(Component data from apps and pages)

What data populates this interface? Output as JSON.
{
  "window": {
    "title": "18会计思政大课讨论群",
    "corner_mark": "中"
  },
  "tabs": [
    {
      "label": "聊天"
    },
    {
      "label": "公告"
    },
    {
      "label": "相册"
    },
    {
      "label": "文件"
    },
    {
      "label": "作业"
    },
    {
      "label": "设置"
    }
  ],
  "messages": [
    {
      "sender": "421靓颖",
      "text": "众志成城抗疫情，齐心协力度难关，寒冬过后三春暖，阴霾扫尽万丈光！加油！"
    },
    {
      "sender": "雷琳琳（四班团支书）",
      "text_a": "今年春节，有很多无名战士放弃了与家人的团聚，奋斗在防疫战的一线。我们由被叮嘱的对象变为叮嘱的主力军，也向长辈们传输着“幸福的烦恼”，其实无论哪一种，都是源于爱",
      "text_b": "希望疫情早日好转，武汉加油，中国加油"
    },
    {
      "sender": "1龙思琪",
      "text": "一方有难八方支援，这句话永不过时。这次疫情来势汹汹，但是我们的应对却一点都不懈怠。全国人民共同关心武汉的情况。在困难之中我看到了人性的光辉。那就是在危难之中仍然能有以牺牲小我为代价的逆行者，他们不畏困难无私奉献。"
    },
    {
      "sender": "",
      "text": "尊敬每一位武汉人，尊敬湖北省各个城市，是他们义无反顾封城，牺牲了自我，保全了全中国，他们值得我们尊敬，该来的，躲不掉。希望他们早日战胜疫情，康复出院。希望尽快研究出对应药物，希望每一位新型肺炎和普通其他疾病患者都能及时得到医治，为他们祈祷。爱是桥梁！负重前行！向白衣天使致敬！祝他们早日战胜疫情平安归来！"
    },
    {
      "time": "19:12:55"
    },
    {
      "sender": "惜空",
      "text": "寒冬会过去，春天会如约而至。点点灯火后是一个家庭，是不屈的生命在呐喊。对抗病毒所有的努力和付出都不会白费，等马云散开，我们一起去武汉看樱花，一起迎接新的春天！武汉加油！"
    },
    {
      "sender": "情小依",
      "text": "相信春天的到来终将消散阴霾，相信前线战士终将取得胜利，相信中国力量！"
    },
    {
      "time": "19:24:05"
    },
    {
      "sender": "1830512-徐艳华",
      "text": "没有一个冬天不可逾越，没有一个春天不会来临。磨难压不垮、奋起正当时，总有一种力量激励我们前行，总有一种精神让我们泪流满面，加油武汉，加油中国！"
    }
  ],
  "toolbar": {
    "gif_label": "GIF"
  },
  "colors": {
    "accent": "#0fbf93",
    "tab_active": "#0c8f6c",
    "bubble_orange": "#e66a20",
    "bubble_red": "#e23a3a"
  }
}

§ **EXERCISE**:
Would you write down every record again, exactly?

§ **OUTPUT FOR THIS EXERCISE**:
What data populates this interface? Output as JSON.
{
  "window": {
    "title": "18会计思政大课讨论群",
    "corner_mark": "中"
  },
  "tabs": [
    {
      "label": "聊天"
    },
    {
      "label": "公告"
    },
    {
      "label": "相册"
    },
    {
      "label": "文件"
    },
    {
      "label": "作业"
    },
    {
      "label": "设置"
    }
  ],
  "messages": [
    {
      "sender": "421靓颖",
      "text": "众志成城抗疫情，齐心协力度难关，寒冬过后三春暖，阴霾扫尽万丈光！加油！"
    },
    {
      "sender": "雷琳琳（四班团支书）",
      "text_a": "今年春节，有很多无名战士放弃了与家人的团聚，奋斗在防疫战的一线。我们由被叮嘱的对象变为叮嘱的主力军，也向长辈们传输着“幸福的烦恼”，其实无论哪一种，都是源于爱",
      "text_b": "希望疫情早日好转，武汉加油，中国加油"
    },
    {
      "sender": "1龙思琪",
      "text": "一方有难八方支援，这句话永不过时。这次疫情来势汹汹，但是我们的应对却一点都不懈怠。全国人民共同关心武汉的情况。在困难之中我看到了人性的光辉。那就是在危难之中仍然能有以牺牲小我为代价的逆行者，他们不畏困难无私奉献。"
    },
    {
      "sender": "",
      "text": "尊敬每一位武汉人，尊敬湖北省各个城市，是他们义无反顾封城，牺牲了自我，保全了全中国，他们值得我们尊敬，该来的，躲不掉。希望他们早日战胜疫情，康复出院。希望尽快研究出对应药物，希望每一位新型肺炎和普通其他疾病患者都能及时得到医治，为他们祈祷。爱是桥梁！负重前行！向白衣天使致敬！祝他们早日战胜疫情平安归来！"
    },
    {
      "time": "19:12:55"
    },
    {
      "sender": "惜空",
      "text": "寒冬会过去，春天会如约而至。点点灯火后是一个家庭，是不屈的生命在呐喊。对抗病毒所有的努力和付出都不会白费，等马云散开，我们一起去武汉看樱花，一起迎接新的春天！武汉加油！"
    },
    {
      "sender": "情小依",
      "text": "相信春天的到来终将消散阴霾，相信前线战士终将取得胜利，相信中国力量！"
    },
    {
      "time": "19:24:05"
    },
    {
      "sender": "1830512-徐艳华",
      "text": "没有一个冬天不可逾越，没有一个春天不会来临。磨难压不垮、奋起正当时，总有一种力量激励我们前行，总有一种精神让我们泪流满面，加油武汉，加油中国！"
    }
  ],
  "toolbar": {
    "gif_label": "GIF"
  },
  "colors": {
    "accent": "#0fbf93",
    "tab_active": "#0c8f6c",
    "bubble_orange": "#e66a20",
    "bubble_red": "#e23a3a"
  }
}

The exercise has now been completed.